Santiago Borja, Installation shot of Self // Jung Catcher at MARCO, Monterrey Mexico 2013. Image courtesy of the artist.

“The steel roof at Casa Grande is a wonder of engineering and is a product of the ideas of progress and science as they were understood in the 1930s,” says Cochran. “The question that the roof poses in this relationship is: At which point in the conversation does it become intrusive to the site?”

The desert has made human beings resourceful for centuries, she explains. The Casa Grande Ruins National Monument is a four-story adobe structure made without metal tools or the wheel, and the canals irrigating the fields also show remarkable engineering and planning. So, too, the engineers and preservationists wanted to conserve the building achievement, but because of the period they lived in, they did not consider other voices whose insights should have been included.

“The roof was constructed at a time when it was not considered important to consult with the Native Americans living in the region and trace their ancestry to the ancient builders,” Cochran says, noting that the roof emblemizes the complex relationship between Native Americans and the federal government.

“Although the O’odham people now have an important voice in the stewardship of the remains and the site today, the roof remains as a physical reminder of another time and a clash of ideas, hopes and beliefs,” she explains, noting that, in contrast, three O’odham elders were consulted about this exhibition.


In SMoCA’s large Gallery Four, visitors will experience Borja’s representation of the Casa Grande Ruins National Monument. And, in Gallery Three, they will examine a complex of ideas and relationships about the site. For example, early-20th-century Valley artist Lon Mcgargee (1883-1960), who built his home, now the Hermosa Inn, in Paradise Valley, painted the ruins in 1914 but eliminated the early roof in the spirit of reproducing pioneer Arizona, stripped of its later cultural/technological overlays. To provoke questions, this painting will be juxtaposed with a model of Casa Grande including the roof. In addition, guests will be offered information on the history of the Casa Grande Ruins National Monument.

On October 8, a free discussion probably led by Cochran with Borja participating, will be held at ASU’s Combine Studios in downtown Phoenix, 4-8 p.m., to consider questions the exhibition offers. How do we respond to archeological ruins here at Casa Grande and elsewhere? “When a National Park Service official looks at the roof and the ruins, when a Native American looks at it, when an archeologist sees it, they all see something slightly different,” says Cochran.

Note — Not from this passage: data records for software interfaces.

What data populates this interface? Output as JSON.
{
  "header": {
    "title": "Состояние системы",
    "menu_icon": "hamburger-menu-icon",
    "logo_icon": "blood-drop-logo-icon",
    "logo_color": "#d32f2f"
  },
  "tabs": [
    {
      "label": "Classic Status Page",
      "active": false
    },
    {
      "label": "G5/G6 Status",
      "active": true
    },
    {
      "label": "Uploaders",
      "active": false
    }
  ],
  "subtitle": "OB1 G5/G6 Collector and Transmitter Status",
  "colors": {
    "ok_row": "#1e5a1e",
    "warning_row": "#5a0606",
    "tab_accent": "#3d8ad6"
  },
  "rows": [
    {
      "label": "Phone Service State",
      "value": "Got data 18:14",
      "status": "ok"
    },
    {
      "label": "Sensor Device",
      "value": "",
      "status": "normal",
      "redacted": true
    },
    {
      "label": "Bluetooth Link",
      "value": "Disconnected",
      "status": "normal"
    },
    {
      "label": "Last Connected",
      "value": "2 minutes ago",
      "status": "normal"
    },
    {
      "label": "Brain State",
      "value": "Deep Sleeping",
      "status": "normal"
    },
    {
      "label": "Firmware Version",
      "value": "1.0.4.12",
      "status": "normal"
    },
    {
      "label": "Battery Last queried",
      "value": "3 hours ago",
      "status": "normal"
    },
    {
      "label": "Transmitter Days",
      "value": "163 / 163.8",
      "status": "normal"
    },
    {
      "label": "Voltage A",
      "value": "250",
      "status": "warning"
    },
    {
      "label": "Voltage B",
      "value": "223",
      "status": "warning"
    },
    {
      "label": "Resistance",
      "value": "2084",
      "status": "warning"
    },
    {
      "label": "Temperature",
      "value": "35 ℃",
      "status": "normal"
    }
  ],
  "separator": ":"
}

The Ruins and The Roof: How do we preserve? Is the Modernist steel a response that is appropri-ate to the site-specific adobe? And, what is the future of the site? Should we rethink it, together as an inclusive community, aligning architectural preservation with cultural sensitivity?

“The exhibition is a conversation,” adds Cochran, “and aligns perfectly with our mission at SMoCA to be a laboratory of ideas and a platform for discussion.”

Everything Falls Into Place When It Collapses

Through January 22, 2017

Scottsdale Museum of Contemporary Art

Santiago Borja, Installation shot of Self // Jung Catcher at MARCO, Monterrey Mexico 2013. Image courtesy of the artist.

Santiago Borja. Image courtesy of the artist.